-------- Data excerpts --------

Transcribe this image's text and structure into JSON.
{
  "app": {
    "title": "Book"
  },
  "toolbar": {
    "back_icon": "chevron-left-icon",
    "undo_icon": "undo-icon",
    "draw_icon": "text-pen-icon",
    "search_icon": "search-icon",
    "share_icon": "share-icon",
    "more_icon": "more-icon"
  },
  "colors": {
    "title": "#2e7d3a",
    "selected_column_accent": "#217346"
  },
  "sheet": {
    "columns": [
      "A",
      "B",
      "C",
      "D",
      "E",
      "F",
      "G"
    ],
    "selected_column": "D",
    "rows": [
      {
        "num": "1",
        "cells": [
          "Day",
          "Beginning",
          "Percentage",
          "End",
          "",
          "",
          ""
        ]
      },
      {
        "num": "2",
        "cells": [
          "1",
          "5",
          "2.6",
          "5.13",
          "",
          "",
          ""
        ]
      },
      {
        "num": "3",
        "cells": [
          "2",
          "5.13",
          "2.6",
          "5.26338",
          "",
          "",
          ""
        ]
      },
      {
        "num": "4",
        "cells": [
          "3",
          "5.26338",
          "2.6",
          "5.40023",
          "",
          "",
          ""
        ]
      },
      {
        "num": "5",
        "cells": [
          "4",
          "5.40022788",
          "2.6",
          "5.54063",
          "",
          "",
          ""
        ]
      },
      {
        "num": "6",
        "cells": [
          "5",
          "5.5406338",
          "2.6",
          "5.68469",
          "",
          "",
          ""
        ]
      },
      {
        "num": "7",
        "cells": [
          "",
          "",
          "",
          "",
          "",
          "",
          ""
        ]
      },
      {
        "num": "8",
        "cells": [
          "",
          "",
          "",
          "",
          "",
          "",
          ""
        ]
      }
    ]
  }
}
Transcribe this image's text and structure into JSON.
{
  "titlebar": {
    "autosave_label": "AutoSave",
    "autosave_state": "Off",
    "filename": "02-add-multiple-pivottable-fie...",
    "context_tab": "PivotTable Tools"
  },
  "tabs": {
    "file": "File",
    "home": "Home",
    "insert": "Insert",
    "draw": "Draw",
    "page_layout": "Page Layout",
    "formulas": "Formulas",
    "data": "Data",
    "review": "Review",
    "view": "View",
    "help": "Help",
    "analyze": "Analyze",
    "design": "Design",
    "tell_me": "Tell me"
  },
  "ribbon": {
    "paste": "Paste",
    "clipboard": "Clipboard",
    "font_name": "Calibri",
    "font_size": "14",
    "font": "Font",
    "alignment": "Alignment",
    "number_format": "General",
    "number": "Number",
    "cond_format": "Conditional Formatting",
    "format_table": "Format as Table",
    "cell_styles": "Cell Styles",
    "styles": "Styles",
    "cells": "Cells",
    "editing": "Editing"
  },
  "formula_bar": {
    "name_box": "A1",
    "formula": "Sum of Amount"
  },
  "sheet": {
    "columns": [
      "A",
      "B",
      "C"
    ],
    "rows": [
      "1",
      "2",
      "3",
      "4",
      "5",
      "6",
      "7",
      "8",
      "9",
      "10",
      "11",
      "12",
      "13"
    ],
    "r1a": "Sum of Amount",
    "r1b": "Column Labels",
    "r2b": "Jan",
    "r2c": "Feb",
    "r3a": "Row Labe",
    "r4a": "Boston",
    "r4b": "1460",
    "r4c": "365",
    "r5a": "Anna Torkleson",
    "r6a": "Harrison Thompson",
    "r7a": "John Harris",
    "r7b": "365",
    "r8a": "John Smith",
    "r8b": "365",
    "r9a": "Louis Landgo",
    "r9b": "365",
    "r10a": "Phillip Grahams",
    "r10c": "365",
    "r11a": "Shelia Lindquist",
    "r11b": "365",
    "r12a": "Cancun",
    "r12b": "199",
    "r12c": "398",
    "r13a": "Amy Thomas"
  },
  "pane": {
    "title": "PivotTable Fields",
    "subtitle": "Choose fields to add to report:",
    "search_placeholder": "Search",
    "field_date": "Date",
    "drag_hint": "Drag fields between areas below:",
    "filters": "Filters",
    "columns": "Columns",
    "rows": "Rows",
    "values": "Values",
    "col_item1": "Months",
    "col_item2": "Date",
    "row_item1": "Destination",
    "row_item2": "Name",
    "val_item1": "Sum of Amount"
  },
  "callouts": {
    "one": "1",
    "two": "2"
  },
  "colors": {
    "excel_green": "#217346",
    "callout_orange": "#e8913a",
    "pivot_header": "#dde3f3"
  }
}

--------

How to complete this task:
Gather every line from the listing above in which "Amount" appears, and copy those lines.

Solution for this exercise:
    "formula": "Sum of Amount"
    "r1a": "Sum of Amount",
    "val_item1": "Sum of Amount"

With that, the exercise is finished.